WHAT YOU NEED TO DO: Check every line below for the word "Remote" and copy the ones that have it.

Records from a dataset:

== Segment start ==

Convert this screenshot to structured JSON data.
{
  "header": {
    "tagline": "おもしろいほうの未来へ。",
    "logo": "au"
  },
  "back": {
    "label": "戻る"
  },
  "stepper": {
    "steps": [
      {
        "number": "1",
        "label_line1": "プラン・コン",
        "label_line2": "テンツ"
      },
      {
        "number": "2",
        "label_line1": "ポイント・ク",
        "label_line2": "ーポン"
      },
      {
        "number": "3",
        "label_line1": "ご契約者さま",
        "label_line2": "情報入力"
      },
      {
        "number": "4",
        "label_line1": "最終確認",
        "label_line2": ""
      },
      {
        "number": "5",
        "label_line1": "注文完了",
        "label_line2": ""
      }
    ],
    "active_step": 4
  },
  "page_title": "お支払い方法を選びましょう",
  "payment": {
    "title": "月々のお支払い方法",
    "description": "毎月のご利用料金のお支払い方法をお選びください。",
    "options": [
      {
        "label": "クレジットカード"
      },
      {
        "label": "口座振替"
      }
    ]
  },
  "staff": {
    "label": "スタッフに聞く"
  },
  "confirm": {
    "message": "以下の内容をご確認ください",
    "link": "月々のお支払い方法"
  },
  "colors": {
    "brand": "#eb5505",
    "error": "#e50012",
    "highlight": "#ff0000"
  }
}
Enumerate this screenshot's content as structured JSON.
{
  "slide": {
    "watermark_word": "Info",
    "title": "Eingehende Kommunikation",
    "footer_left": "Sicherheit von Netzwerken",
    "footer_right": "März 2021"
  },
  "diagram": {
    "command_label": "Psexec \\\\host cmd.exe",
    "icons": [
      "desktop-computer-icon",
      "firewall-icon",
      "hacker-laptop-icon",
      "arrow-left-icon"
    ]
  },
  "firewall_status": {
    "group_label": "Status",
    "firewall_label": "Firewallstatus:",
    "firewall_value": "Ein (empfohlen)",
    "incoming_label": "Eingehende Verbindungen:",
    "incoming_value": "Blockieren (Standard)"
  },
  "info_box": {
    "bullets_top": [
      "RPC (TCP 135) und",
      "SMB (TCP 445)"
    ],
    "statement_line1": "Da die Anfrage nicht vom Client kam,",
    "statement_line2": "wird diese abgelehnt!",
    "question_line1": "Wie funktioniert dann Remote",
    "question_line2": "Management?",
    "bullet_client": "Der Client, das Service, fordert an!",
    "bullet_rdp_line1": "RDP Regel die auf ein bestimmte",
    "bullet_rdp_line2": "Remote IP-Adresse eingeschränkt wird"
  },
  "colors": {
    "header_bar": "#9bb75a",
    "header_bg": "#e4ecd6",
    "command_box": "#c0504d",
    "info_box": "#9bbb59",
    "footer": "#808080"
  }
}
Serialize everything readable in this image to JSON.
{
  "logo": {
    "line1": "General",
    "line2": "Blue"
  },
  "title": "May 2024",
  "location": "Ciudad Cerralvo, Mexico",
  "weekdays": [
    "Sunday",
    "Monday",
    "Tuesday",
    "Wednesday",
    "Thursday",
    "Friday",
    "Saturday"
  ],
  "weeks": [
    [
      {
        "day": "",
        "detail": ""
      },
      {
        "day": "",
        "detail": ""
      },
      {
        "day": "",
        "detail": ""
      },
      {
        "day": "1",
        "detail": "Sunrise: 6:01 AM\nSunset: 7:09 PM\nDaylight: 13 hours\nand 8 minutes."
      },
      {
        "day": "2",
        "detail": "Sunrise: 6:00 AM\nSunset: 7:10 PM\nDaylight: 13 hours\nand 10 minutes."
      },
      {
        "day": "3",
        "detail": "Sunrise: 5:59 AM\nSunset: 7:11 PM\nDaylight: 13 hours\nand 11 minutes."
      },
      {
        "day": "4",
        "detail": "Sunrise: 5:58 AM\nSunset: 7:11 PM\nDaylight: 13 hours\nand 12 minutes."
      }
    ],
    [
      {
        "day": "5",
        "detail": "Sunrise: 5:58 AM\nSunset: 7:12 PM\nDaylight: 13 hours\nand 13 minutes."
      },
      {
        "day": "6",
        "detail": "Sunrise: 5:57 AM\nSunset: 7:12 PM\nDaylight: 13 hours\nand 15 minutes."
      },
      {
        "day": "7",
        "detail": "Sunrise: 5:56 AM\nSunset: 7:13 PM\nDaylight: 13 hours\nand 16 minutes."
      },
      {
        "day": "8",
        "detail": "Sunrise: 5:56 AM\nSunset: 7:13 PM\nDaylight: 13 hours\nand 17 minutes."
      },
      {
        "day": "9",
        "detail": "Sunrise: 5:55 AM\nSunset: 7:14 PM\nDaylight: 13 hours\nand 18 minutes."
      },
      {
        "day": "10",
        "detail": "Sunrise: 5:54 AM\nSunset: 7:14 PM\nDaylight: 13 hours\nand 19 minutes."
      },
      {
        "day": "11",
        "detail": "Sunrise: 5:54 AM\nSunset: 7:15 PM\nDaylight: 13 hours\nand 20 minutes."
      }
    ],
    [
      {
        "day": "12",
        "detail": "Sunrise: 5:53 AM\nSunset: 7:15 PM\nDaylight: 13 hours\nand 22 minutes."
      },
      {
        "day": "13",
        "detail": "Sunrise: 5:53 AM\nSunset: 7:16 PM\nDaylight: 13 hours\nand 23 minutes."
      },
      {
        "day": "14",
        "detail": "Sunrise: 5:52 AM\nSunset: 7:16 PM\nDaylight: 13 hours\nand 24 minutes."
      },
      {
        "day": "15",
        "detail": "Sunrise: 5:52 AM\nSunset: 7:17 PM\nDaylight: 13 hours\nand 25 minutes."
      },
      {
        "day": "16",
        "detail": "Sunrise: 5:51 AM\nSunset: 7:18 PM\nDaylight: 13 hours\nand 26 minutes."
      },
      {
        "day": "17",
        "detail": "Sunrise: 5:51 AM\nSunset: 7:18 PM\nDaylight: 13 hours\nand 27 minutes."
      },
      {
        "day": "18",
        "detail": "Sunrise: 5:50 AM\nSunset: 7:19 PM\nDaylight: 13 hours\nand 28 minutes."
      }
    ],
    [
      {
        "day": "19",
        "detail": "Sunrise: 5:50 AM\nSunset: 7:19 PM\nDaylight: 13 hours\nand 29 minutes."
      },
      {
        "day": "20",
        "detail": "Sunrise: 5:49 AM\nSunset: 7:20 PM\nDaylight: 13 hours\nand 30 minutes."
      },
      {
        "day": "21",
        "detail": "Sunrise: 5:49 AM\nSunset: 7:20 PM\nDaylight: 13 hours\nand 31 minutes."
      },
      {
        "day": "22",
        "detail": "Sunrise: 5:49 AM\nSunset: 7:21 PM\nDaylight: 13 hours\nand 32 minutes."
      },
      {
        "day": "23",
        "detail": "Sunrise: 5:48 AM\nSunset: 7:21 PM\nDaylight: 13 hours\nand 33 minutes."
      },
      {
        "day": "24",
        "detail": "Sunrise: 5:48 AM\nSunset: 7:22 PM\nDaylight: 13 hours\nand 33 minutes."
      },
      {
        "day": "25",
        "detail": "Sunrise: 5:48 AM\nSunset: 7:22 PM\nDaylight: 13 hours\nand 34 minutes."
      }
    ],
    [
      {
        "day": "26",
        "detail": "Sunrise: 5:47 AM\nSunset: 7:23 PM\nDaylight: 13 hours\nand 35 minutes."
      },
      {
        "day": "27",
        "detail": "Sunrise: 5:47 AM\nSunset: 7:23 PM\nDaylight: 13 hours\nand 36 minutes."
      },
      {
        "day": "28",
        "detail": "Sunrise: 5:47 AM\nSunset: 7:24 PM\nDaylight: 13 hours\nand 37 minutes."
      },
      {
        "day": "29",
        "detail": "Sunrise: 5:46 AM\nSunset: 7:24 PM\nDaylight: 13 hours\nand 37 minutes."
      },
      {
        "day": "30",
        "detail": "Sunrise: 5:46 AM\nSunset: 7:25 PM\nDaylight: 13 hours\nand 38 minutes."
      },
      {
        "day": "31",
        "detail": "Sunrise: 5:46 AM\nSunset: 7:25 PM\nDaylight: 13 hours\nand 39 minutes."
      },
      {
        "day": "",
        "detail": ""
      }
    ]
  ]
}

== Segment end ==

RESULT OF THE EXERCISE:
    "question_line1": "Wie funktioniert dann Remote",
    "bullet_rdp_line2": "Remote IP-Adresse eingeschränkt wird"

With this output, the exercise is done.